“After the Sandy Hook shooting, I wondered, what does it have to take to get common sense gun violence prevention legislation passed?” Wittenberg posed at a JAC ii gathering.
On April 30, he said the Poway murder and mass shooting gives him further reason to push forward on his attempts to make changes to the state’s policies on gun control. He also acknowledged that no law, including California’s own Red Flag law, enacted in 2014, will stop all gun-related deaths.
“We know policy change is not the end all be all and will not stop all gun violence,” Wittenberg said. “But there are multiple proven methods in other states that show there is reduced gun violence when common sense gun control laws are in place … We need not wait for the next tragedy to act. We should be [passing gun control legislation] because it is the right thing to do.”
Wittenberg pointed to State Attorney General Dana Nessel’s efforts to get funding for her new Hate Crimes Unit off the ground, which is getting pushback in state senate hearings from Lansing Republicans, Wittenberg said.
He says 2019 is far different from 2015. Although gun violence control legislation squarely sits in the Democratic camp, Wittenberg has been told privately by Republican colleagues that they would vote in support of Red Flag legislation if it came to a hearing on the State House floor. However, getting the legislation to the floor is an uphill battle because the state speaker of the House controls what gets heard and debated.

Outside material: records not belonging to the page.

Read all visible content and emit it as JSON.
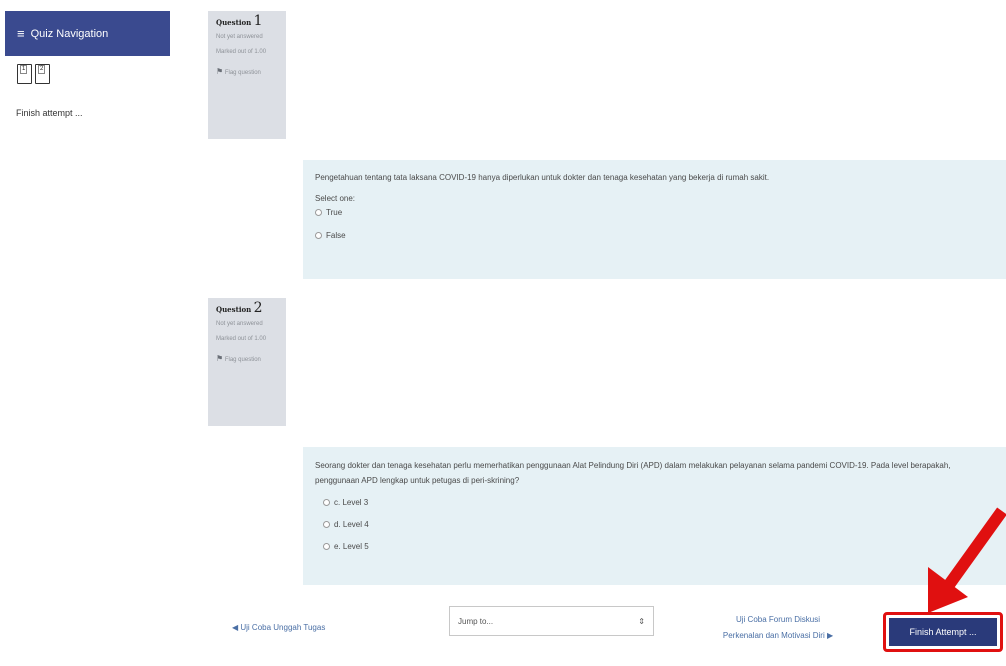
{
  "sidebar": {
    "header_label": "Quiz Navigation",
    "hamburger": "menu-icon",
    "buttons": [
      "1",
      "2"
    ],
    "finish_link": "Finish attempt ..."
  },
  "questions": [
    {
      "label": "Question",
      "number": "1",
      "status": "Not yet answered",
      "marked": "Marked out of 1.00",
      "flag": "Flag question",
      "text": "Pengetahuan tentang tata laksana COVID-19 hanya diperlukan untuk dokter dan tenaga kesehatan yang bekerja di rumah sakit.",
      "prompt": "Select one:",
      "options": [
        "True",
        "False"
      ]
    },
    {
      "label": "Question",
      "number": "2",
      "status": "Not yet answered",
      "marked": "Marked out of 1.00",
      "flag": "Flag question",
      "text": "Seorang dokter dan tenaga kesehatan perlu memerhatikan penggunaan Alat Pelindung Diri (APD) dalam melakukan pelayanan selama pandemi COVID-19. Pada level berapakah, penggunaan APD lengkap untuk petugas di peri-skrining?",
      "options": [
        "c. Level 3",
        "d. Level 4",
        "e. Level 5"
      ]
    }
  ],
  "footer": {
    "prev_link": "◀ Uji Coba Unggah Tugas",
    "jump_placeholder": "Jump to...",
    "next_link_line1": "Uji Coba Forum Diskusi",
    "next_link_line2": "Perkenalan dan Motivasi Diri ▶",
    "finish_button": "Finish Attempt ..."
  },
  "colors": {
    "header_bg": "#3a4a8f",
    "content_bg": "#e6f1f5",
    "info_bg": "#dcdfe5",
    "annotation": "#e01010"
  }
}
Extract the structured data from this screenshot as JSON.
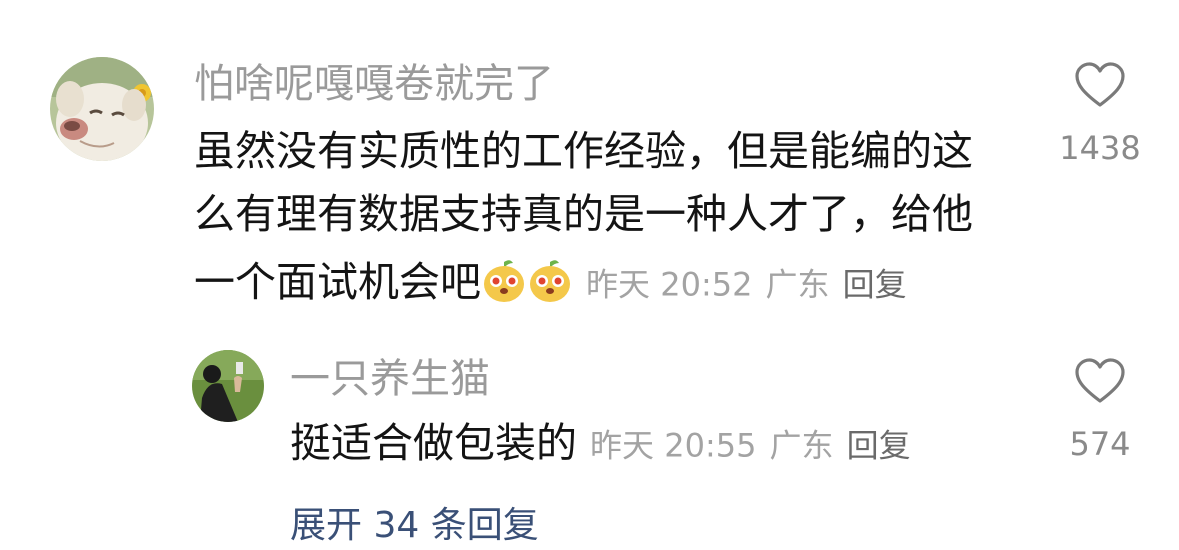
{
  "comment": {
    "username": "怕啥呢嘎嘎卷就完了",
    "text_line1": "虽然没有实质性的工作经验，但是能编的这",
    "text_line2": "么有理有数据支持真的是一种人才了，给他",
    "text_line3": "一个面试机会吧",
    "time": "昨天 20:52",
    "location": "广东",
    "reply_label": "回复",
    "like_count": "1438"
  },
  "reply": {
    "username": "一只养生猫",
    "text": "挺适合做包装的",
    "time": "昨天 20:55",
    "location": "广东",
    "reply_label": "回复",
    "like_count": "574"
  },
  "expand_label": "展开 34 条回复"
}
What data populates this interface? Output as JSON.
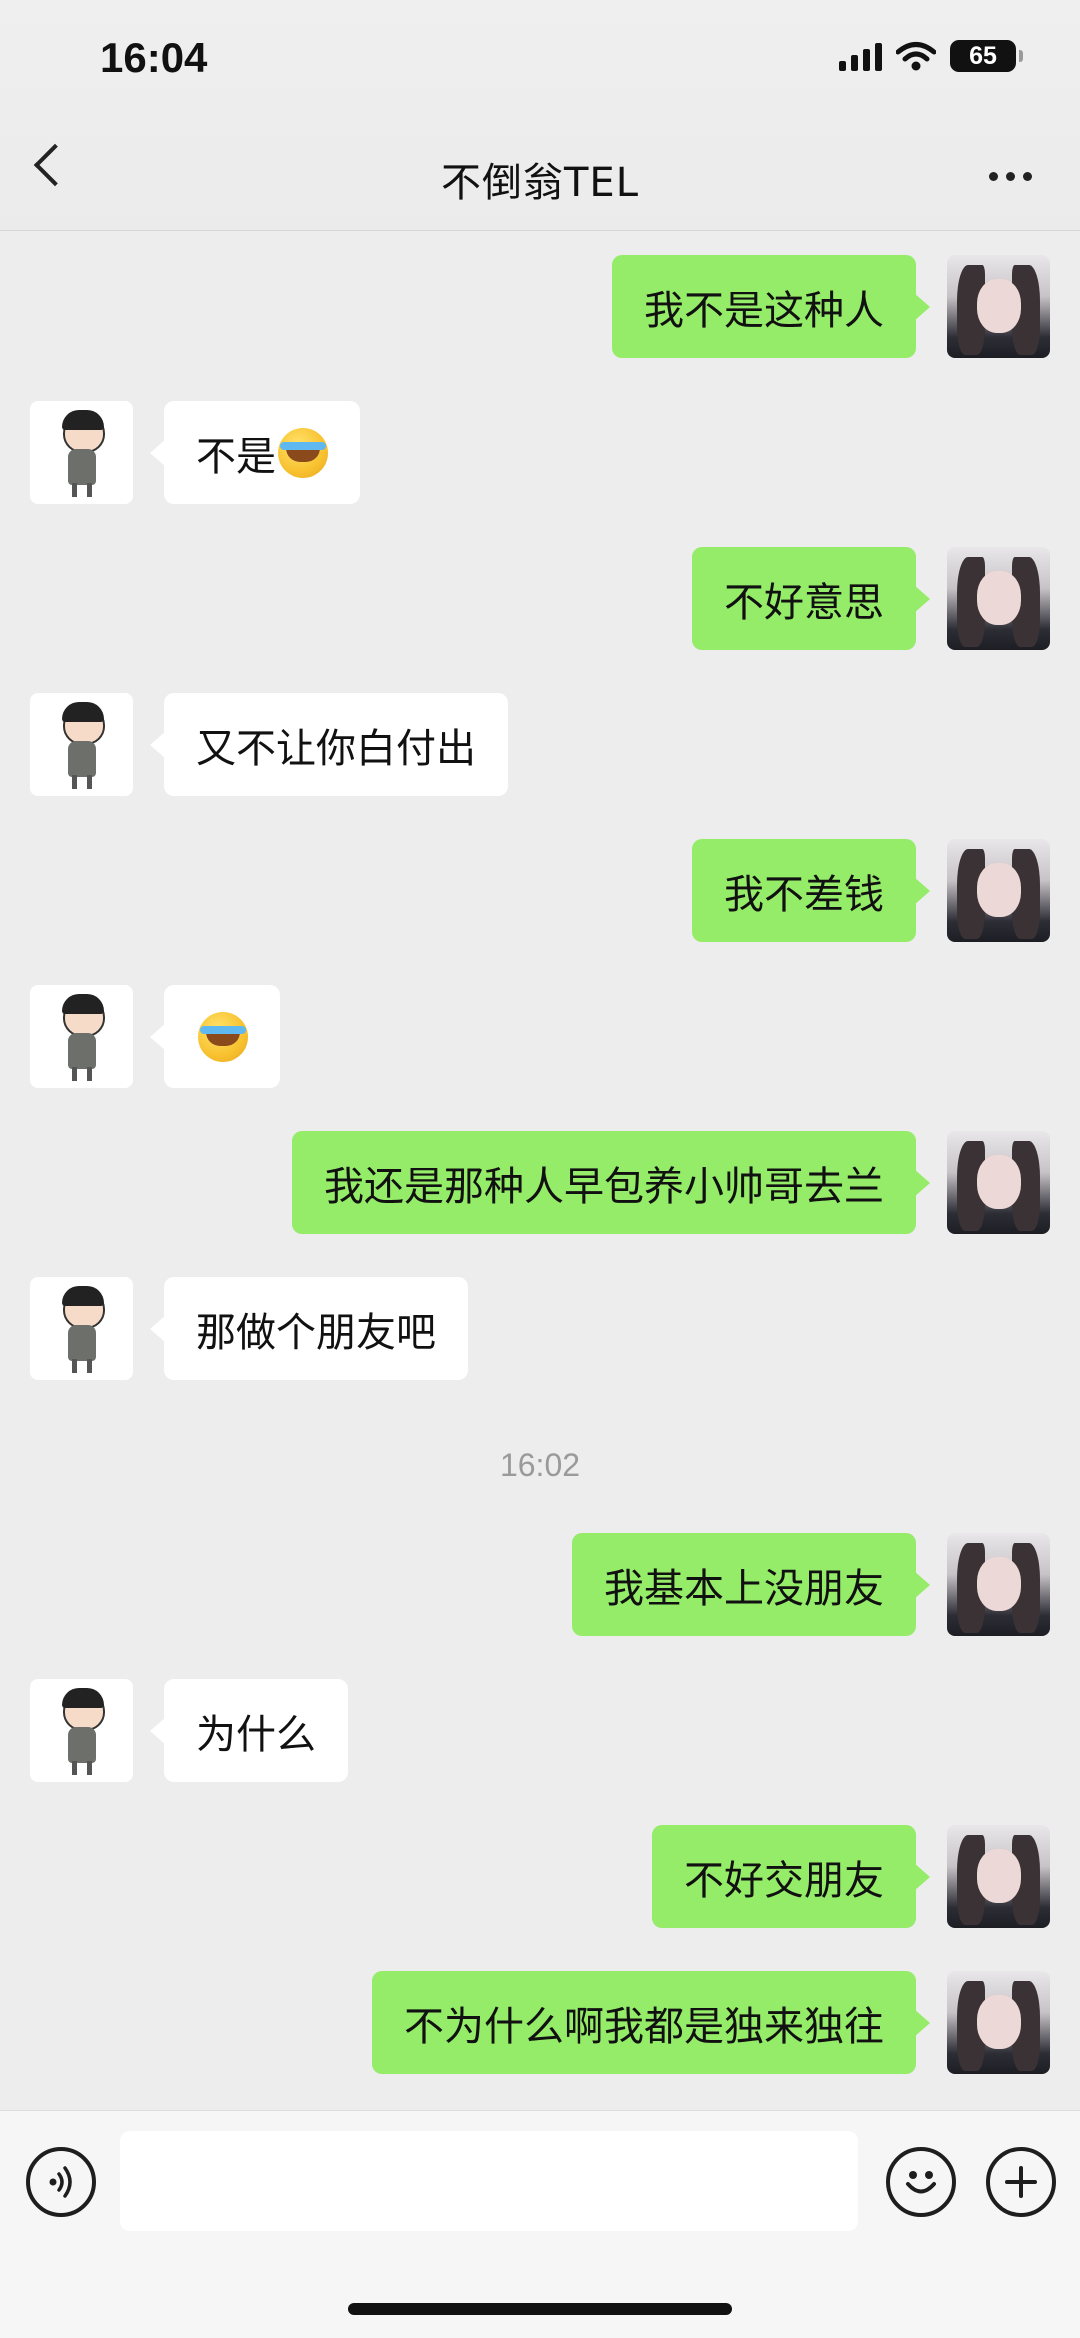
{
  "status_bar": {
    "time": "16:04",
    "battery": "65"
  },
  "header": {
    "title": "不倒翁TEL"
  },
  "messages": [
    {
      "side": "right",
      "text": "我不是这种人"
    },
    {
      "side": "left",
      "text": "不是",
      "emoji": "laugh-cry"
    },
    {
      "side": "right",
      "text": "不好意思"
    },
    {
      "side": "left",
      "text": "又不让你白付出"
    },
    {
      "side": "right",
      "text": "我不差钱"
    },
    {
      "side": "left",
      "text": "",
      "emoji": "laugh-cry"
    },
    {
      "side": "right",
      "text": "我还是那种人早包养小帅哥去兰"
    },
    {
      "side": "left",
      "text": "那做个朋友吧"
    },
    {
      "side": "right",
      "text": "我基本上没朋友"
    },
    {
      "side": "left",
      "text": "为什么"
    },
    {
      "side": "right",
      "text": "不好交朋友"
    },
    {
      "side": "right",
      "text": "不为什么啊我都是独来独往"
    }
  ],
  "timestamp": "16:02",
  "input_bar": {
    "message_value": "",
    "voice_icon": "voice-icon",
    "emoji_icon": "emoji-icon",
    "plus_icon": "plus-icon"
  },
  "colors": {
    "sent_bubble": "#95ec69",
    "received_bubble": "#ffffff",
    "background": "#ededed"
  }
}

Currently, that post is held by Lee Chatfield (R-Levering), also serving his final term in office. Last July, he was stopped boarding a plane in a small northern Michigan airport with a loaded and unregistered handgun in his carry-on bag during a pre-flight screening. In January, Chatfield paid a $1,960 fine to the federal Transportation Security Administration.
Some Republicans have expressed concerns about gun owners’ rights of due process in any Red Flag laws.
According to Michigan’s proposed legislation, a judge must grant a request before any weapons can be seized. Wittenberg said he worked alongside Oakland County Sheriff Michael Bouchard, a former Republican candidate for U.S. Senate, who recommended that penalties for presenting false evidence be treated the same as filing a false police report.
“Given this fact, it makes sense to pass legislation to intervene for those who are a danger to themselves and others,” said Bouchard last year when Wittenberg introduced the bills.
Rep. Ryan Berman (a Temple Israel member), Republican in the 39th District, said he agrees, in general, that individuals who pose a clear threat to themselves or others should not possess firearms for the safety of the community. However, he does not think the legislation, as currently written, is the best route to achieve this goal.
“We must protect the Second Amendment rights of all law-abiding citizens to own and use firearms, but it is also important to prevent acts of violence,” Berman said. “My focus is on the real root cause of this issue, which is our broken mental health system. We should remain committed to finding solutions that improve the health and safety of our state.”
Since the Parkland shooting, nine states — including Florida — passed Red Flag laws allowing police or household members to seek court orders requiring people deemed threatening to temporarily surrender their guns. Fourteen states now have Red Flag laws.
As Michigan laws stand now, law enforcement cannot take away someone’s weapons until a crime has been committed.
There were 1,223 gun deaths in Michigan in 2016, which is the highest since 1999, when the CDC began posting data on its website. Almost 60 percent of the deaths were suicides.
While progress on gun control legislation is slow at the federal level, Wittenberg and Manoogian are encouraged there is some traction and a swaying of public opinion as these laws get passed by the states.
Wittenberg added that because the NRA spends more money lobbying federal rather than state legislators, there is a bigger chance of “moving the needle” in places like Lansing over Washington.
“The needle is moving slowly, but it is moving,” he said.